▶ _Exercise_: Retype every entry word for word. Omit the pictures.

------------------------------------------------------------

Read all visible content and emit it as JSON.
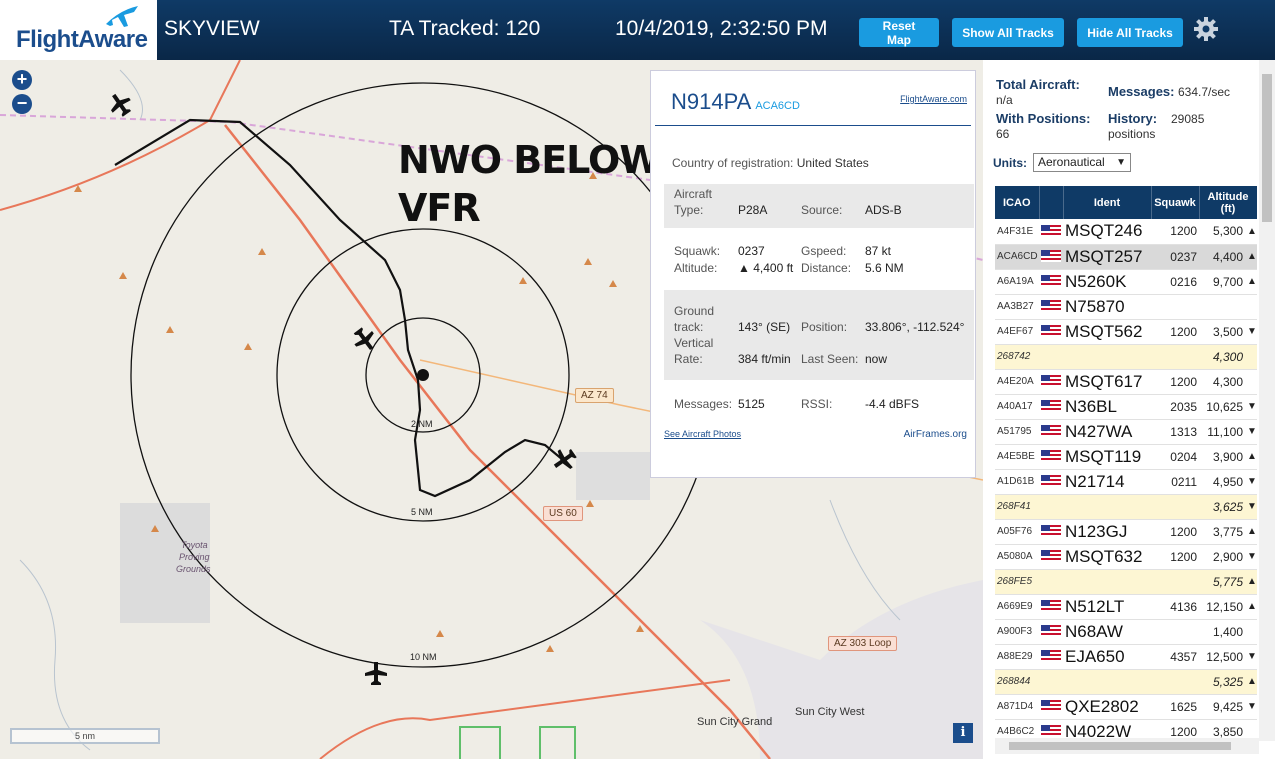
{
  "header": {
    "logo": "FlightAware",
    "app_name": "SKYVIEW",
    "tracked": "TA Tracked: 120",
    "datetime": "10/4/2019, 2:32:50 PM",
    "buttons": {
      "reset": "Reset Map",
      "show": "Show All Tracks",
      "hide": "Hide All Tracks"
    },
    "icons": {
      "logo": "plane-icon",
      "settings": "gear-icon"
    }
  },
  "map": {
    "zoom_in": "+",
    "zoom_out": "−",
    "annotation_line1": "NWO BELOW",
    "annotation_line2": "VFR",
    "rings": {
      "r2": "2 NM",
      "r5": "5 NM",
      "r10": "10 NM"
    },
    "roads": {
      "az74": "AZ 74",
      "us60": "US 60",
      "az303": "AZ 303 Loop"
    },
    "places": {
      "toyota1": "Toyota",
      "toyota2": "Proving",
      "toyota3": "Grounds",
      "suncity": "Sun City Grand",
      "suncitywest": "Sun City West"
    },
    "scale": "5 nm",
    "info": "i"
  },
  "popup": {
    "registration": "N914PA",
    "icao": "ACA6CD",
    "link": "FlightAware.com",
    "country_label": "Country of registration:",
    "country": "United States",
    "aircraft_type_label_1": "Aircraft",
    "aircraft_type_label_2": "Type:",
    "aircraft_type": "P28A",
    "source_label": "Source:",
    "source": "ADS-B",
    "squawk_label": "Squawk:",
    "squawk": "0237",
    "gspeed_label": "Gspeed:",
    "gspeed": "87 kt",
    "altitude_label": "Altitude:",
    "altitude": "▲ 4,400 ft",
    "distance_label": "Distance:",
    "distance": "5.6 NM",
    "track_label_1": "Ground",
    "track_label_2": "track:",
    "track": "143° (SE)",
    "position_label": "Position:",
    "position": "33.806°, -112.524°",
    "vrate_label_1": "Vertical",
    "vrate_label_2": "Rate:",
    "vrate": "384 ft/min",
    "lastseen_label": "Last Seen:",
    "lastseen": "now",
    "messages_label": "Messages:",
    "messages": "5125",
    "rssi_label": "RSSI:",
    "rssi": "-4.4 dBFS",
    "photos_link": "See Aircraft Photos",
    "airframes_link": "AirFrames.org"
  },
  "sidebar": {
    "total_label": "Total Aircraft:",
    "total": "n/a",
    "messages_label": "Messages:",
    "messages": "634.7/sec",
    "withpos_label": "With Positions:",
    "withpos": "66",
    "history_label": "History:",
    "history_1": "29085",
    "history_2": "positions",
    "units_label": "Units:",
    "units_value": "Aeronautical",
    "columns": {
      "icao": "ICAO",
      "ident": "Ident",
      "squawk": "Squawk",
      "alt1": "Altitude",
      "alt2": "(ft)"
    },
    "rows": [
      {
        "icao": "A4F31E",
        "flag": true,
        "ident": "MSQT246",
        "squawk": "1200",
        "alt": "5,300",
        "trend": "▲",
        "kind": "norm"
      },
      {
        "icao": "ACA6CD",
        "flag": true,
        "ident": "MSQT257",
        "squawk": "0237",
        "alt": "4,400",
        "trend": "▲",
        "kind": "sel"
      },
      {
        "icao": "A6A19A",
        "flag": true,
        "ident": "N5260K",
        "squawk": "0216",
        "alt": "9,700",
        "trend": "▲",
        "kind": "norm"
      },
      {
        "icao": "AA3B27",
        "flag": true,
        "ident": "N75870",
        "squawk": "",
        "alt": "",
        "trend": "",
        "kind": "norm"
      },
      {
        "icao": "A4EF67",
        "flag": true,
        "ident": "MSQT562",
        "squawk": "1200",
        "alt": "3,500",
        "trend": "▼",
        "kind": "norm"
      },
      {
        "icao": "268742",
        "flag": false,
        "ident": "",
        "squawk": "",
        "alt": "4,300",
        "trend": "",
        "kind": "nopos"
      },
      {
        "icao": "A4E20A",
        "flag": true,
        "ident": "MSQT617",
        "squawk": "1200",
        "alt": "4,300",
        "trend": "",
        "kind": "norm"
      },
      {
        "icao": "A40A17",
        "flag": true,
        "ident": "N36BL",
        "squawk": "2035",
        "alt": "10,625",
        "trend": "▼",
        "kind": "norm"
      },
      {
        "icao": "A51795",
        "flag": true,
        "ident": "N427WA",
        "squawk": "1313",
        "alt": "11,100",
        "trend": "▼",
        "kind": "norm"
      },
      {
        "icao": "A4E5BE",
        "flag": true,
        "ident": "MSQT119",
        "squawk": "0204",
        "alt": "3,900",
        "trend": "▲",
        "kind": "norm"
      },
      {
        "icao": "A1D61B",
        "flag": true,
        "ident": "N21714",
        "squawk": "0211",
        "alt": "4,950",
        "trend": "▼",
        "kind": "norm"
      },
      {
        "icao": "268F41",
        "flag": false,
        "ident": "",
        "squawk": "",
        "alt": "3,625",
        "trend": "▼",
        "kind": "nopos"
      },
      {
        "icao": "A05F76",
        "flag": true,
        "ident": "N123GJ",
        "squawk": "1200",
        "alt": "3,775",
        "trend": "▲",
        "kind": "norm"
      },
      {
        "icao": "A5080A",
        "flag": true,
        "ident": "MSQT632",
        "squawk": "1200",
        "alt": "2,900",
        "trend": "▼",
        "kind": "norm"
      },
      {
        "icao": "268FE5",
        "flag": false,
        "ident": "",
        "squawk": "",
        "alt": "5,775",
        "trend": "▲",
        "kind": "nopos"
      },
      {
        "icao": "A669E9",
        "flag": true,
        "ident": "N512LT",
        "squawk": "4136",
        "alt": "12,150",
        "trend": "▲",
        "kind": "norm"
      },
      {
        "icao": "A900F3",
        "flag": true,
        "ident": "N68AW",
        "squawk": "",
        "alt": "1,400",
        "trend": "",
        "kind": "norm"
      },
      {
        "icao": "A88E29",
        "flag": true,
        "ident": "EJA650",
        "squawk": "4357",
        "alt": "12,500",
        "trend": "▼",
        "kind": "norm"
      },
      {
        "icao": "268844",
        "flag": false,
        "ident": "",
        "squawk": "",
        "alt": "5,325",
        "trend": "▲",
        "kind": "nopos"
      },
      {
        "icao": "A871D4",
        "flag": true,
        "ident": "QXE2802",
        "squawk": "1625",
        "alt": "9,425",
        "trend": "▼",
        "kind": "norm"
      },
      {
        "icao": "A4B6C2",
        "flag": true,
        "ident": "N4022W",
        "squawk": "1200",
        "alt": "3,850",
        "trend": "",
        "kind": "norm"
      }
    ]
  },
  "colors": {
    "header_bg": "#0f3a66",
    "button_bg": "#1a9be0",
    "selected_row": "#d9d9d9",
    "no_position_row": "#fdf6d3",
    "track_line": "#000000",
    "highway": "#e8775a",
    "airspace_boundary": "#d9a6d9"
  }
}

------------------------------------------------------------

▶ _Written answer_:
Read all visible content and emit it as JSON.
{
  "header": {
    "logo": "FlightAware",
    "app_name": "SKYVIEW",
    "tracked": "TA Tracked: 120",
    "datetime": "10/4/2019, 2:32:50 PM",
    "buttons": {
      "reset": "Reset Map",
      "show": "Show All Tracks",
      "hide": "Hide All Tracks"
    },
    "icons": {
      "logo": "plane-icon",
      "settings": "gear-icon"
    }
  },
  "map": {
    "zoom_in": "+",
    "zoom_out": "−",
    "annotation_line1": "NWO BELOW",
    "annotation_line2": "VFR",
    "rings": {
      "r2": "2 NM",
      "r5": "5 NM",
      "r10": "10 NM"
    },
    "roads": {
      "az74": "AZ 74",
      "us60": "US 60",
      "az303": "AZ 303 Loop"
    },
    "places": {
      "toyota1": "Toyota",
      "toyota2": "Proving",
      "toyota3": "Grounds",
      "suncity": "Sun City Grand",
      "suncitywest": "Sun City West"
    },
    "scale": "5 nm",
    "info": "i"
  },
  "popup": {
    "registration": "N914PA",
    "icao": "ACA6CD",
    "link": "FlightAware.com",
    "country_label": "Country of registration:",
    "country": "United States",
    "aircraft_type_label_1": "Aircraft",
    "aircraft_type_label_2": "Type:",
    "aircraft_type": "P28A",
    "source_label": "Source:",
    "source": "ADS-B",
    "squawk_label": "Squawk:",
    "squawk": "0237",
    "gspeed_label": "Gspeed:",
    "gspeed": "87 kt",
    "altitude_label": "Altitude:",
    "altitude": "▲ 4,400 ft",
    "distance_label": "Distance:",
    "distance": "5.6 NM",
    "track_label_1": "Ground",
    "track_label_2": "track:",
    "track": "143° (SE)",
    "position_label": "Position:",
    "position": "33.806°, -112.524°",
    "vrate_label_1": "Vertical",
    "vrate_label_2": "Rate:",
    "vrate": "384 ft/min",
    "lastseen_label": "Last Seen:",
    "lastseen": "now",
    "messages_label": "Messages:",
    "messages": "5125",
    "rssi_label": "RSSI:",
    "rssi": "-4.4 dBFS",
    "photos_link": "See Aircraft Photos",
    "airframes_link": "AirFrames.org"
  },
  "sidebar": {
    "total_label": "Total Aircraft:",
    "total": "n/a",
    "messages_label": "Messages:",
    "messages": "634.7/sec",
    "withpos_label": "With Positions:",
    "withpos": "66",
    "history_label": "History:",
    "history_1": "29085",
    "history_2": "positions",
    "units_label": "Units:",
    "units_value": "Aeronautical",
    "columns": {
      "icao": "ICAO",
      "ident": "Ident",
      "squawk": "Squawk",
      "alt1": "Altitude",
      "alt2": "(ft)"
    },
    "rows": [
      {
        "icao": "A4F31E",
        "flag": true,
        "ident": "MSQT246",
        "squawk": "1200",
        "alt": "5,300",
        "trend": "▲",
        "kind": "norm"
      },
      {
        "icao": "ACA6CD",
        "flag": true,
        "ident": "MSQT257",
        "squawk": "0237",
        "alt": "4,400",
        "trend": "▲",
        "kind": "sel"
      },
      {
        "icao": "A6A19A",
        "flag": true,
        "ident": "N5260K",
        "squawk": "0216",
        "alt": "9,700",
        "trend": "▲",
        "kind": "norm"
      },
      {
        "icao": "AA3B27",
        "flag": true,
        "ident": "N75870",
        "squawk": "",
        "alt": "",
        "trend": "",
        "kind": "norm"
      },
      {
        "icao": "A4EF67",
        "flag": true,
        "ident": "MSQT562",
        "squawk": "1200",
        "alt": "3,500",
        "trend": "▼",
        "kind": "norm"
      },
      {
        "icao": "268742",
        "flag": false,
        "ident": "",
        "squawk": "",
        "alt": "4,300",
        "trend": "",
        "kind": "nopos"
      },
      {
        "icao": "A4E20A",
        "flag": true,
        "ident": "MSQT617",
        "squawk": "1200",
        "alt": "4,300",
        "trend": "",
        "kind": "norm"
      },
      {
        "icao": "A40A17",
        "flag": true,
        "ident": "N36BL",
        "squawk": "2035",
        "alt": "10,625",
        "trend": "▼",
        "kind": "norm"
      },
      {
        "icao": "A51795",
        "flag": true,
        "ident": "N427WA",
        "squawk": "1313",
        "alt": "11,100",
        "trend": "▼",
        "kind": "norm"
      },
      {
        "icao": "A4E5BE",
        "flag": true,
        "ident": "MSQT119",
        "squawk": "0204",
        "alt": "3,900",
        "trend": "▲",
        "kind": "norm"
      },
      {
        "icao": "A1D61B",
        "flag": true,
        "ident": "N21714",
        "squawk": "0211",
        "alt": "4,950",
        "trend": "▼",
        "kind": "norm"
      },
      {
        "icao": "268F41",
        "flag": false,
        "ident": "",
        "squawk": "",
        "alt": "3,625",
        "trend": "▼",
        "kind": "nopos"
      },
      {
        "icao": "A05F76",
        "flag": true,
        "ident": "N123GJ",
        "squawk": "1200",
        "alt": "3,775",
        "trend": "▲",
        "kind": "norm"
      },
      {
        "icao": "A5080A",
        "flag": true,
        "ident": "MSQT632",
        "squawk": "1200",
        "alt": "2,900",
        "trend": "▼",
        "kind": "norm"
      },
      {
        "icao": "268FE5",
        "flag": false,
        "ident": "",
        "squawk": "",
        "alt": "5,775",
        "trend": "▲",
        "kind": "nopos"
      },
      {
        "icao": "A669E9",
        "flag": true,
        "ident": "N512LT",
        "squawk": "4136",
        "alt": "12,150",
        "trend": "▲",
        "kind": "norm"
      },
      {
        "icao": "A900F3",
        "flag": true,
        "ident": "N68AW",
        "squawk": "",
        "alt": "1,400",
        "trend": "",
        "kind": "norm"
      },
      {
        "icao": "A88E29",
        "flag": true,
        "ident": "EJA650",
        "squawk": "4357",
        "alt": "12,500",
        "trend": "▼",
        "kind": "norm"
      },
      {
        "icao": "268844",
        "flag": false,
        "ident": "",
        "squawk": "",
        "alt": "5,325",
        "trend": "▲",
        "kind": "nopos"
      },
      {
        "icao": "A871D4",
        "flag": true,
        "ident": "QXE2802",
        "squawk": "1625",
        "alt": "9,425",
        "trend": "▼",
        "kind": "norm"
      },
      {
        "icao": "A4B6C2",
        "flag": true,
        "ident": "N4022W",
        "squawk": "1200",
        "alt": "3,850",
        "trend": "",
        "kind": "norm"
      }
    ]
  },
  "colors": {
    "header_bg": "#0f3a66",
    "button_bg": "#1a9be0",
    "selected_row": "#d9d9d9",
    "no_position_row": "#fdf6d3",
    "track_line": "#000000",
    "highway": "#e8775a",
    "airspace_boundary": "#d9a6d9"
  }
}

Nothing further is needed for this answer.